This is the clever bit. Notice the *lookup_value* is the *range* J4:L4, which contains "Red", "Blue", and "Green", and the *lookup_array* is the desired columns in C4:G4. Since we are asking XMATCH to find 3 values, it returns an array with 3 results:

`{1,3,5}`

The numbers in this array are the numeric positions of the "Red", "Blue", and "Green" in the range C4:G4. After both MATCH formulas run, we have the following inside INDEX:

`=INDEX(C5:G16,6,{1,3,5}) // returns {7,9,8}`

The INDEX function then returns the values for April 6 (row 6 in the data) for the "Red", "Blue", and "Green" columns only, and the values spill into the range J5:L5.

*Note: in a modern version of Excel that supports dynamic array formulas, this formula will just work. In an older version of Excel, you will need to use the MATCH function instead of XMATCH and enter the formula as a multi-cell array formula.*

### XLOOKUP
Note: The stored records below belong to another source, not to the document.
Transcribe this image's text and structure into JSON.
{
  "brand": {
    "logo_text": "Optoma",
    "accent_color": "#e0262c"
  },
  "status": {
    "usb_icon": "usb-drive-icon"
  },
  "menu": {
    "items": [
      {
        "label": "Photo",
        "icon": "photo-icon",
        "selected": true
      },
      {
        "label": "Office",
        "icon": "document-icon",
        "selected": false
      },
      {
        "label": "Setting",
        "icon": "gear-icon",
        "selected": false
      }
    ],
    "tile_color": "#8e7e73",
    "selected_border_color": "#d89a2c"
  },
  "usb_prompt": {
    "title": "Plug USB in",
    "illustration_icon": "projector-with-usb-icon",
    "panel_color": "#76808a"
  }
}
How can this problem be solved using XLOOKUP? One approach is to use the XMATCH function together with the CHOOSECOLS function to alter the original data like this:

`=XLOOKUP(I5,B5:B16,CHOOSECOLS(C5:G16,XMATCH(J4:L4,C4:G4)))`

Here, the lookup value is the date in cell I5 as before, and the lookup array is the range B5:B16. The *return_array* is created on the fly with XMATCH and CHOOSECOLS. XMATCH returns the array {1,3,5} as explained above, and the result from MATCH is returned to CHOOSECOLS as the *col_num1* argument and C5:G16 as the *array*. CHOOSECOLS then returns columns 1, 3, and 5 to XLOOKUP as the *return_array*.

### XLOOKUP vs INDEX and MATCH

This problem illustrates a key difference between XLOOKUP and INDEX and MATCH: because INDEX and MATCH formulas use a *numeric index* for both rows and columns, it is easy to modify these values before they are used in the INDEX function. XLOOKUP on the other hand deals with *ranges*. To make column ranges dynamic, you sometimes need to use another function like CHOOSECOLS. Both XLOOKUP and INDEX and MATCH offer flexibility and functionality for manipulating and retrieving data, but your choice between them will depend on the specific needs of your project.